I experienced that in my own life very well. It took me until I was 35 years old when I became familiar with the mathematical basis of systems theory, before I suddenly started to understand, it was a real revelation to me, that life around me, ultimately, was not rational! I suddenly started to understand that there was something that escaped rationality. That transcended rationality. And it was at that moment that I … it's hard to describe, but I started to almost literally, I think, when you walk in nature and you are convinced that everything can be reduced to the categories of your own logical understanding. When you are looking at a plant and you are convinced that it's a set of biochemical reactions, for instance.

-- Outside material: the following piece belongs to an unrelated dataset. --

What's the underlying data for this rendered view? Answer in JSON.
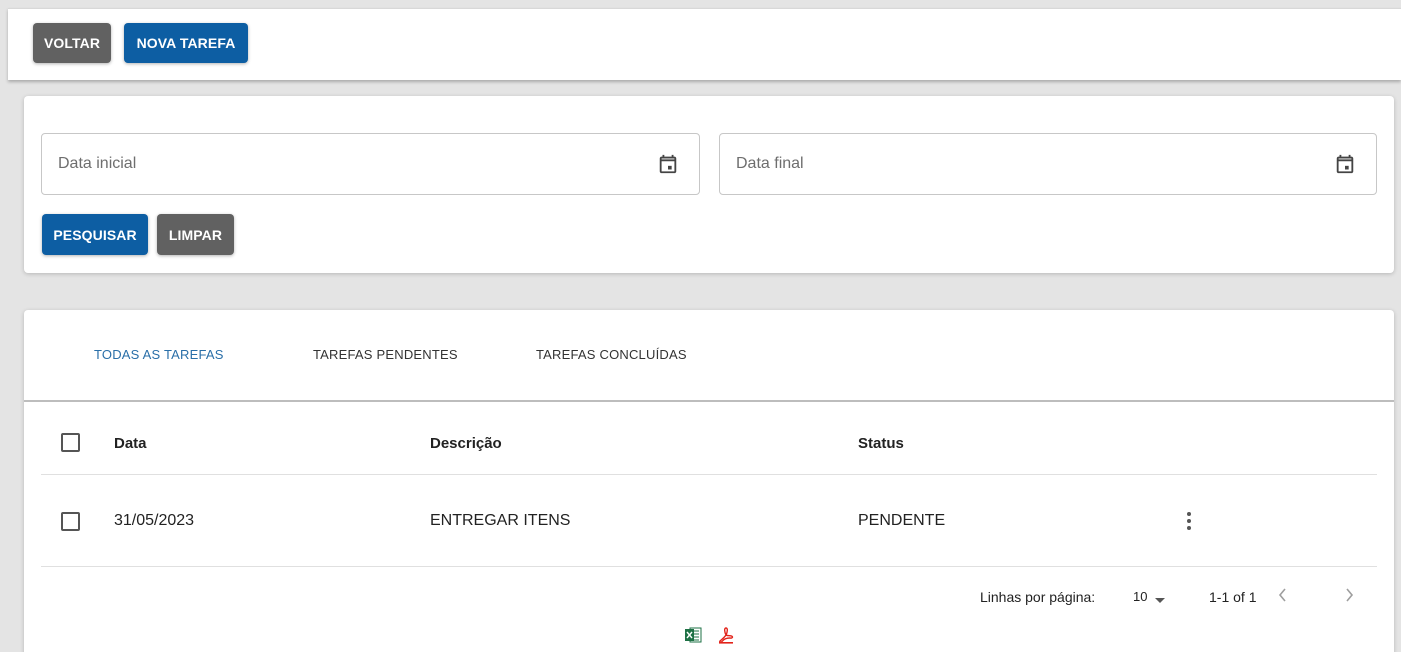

And when you are convinced that you can reduce it to the categories of your own logical understanding, it is as if you connect one logical idea to the other, as if you build a logical wall around you which also isolates you from the world around you, which prevents you from feeling the mystery of life around you. And as soon as you start to become aware that there is more than logical understanding, that something in nature and the other people you meet for instance, that you will never understand something in these people there will always be something that escapes your rational understanding, it is as if all these building blocks of the wall slide a little bit away of each other. And is as if the eternal music of life can go through the holes in the wall and touch the strings of your body and your soul.
On the fear of death:
I think, almost literally, that the human being is a string instrument. And it is at that moment that there is something that I noticed very concretely in my life. It was at that moment, I noticed, that you start to be capable of tolerating the idea that once you will die. The idea of dead and dying. Because just as soon soon as you are part of the eternal music of life, you know that there is something eternal, that you participate in something eternal…
The fear of death, I agree, our society over the last 20 years, as well as getting into insane levels of "safe-ism", the fear of death now is everywhere. Everyone wants to live forever, and they're being told by the pharmo-medical complex, you know, there's all kinds of miracles, and everyone has lost their… their courage."
Everyone out there, do take on board one of Mattias' most important points…
Every time you question it, you are the potential small piece of stopping this mass formation from going to its very dire conclusion, which has happened in the past.
…this is the skeleton key, the master key, that goes beyond simply explaining logic and data and facts to people, which as M said, sometimes doesn't really get through this skin of psychosis. They need to really understand the bigger picture, in order to break the spell.
As I said, I consider this probably one of my most important interviews.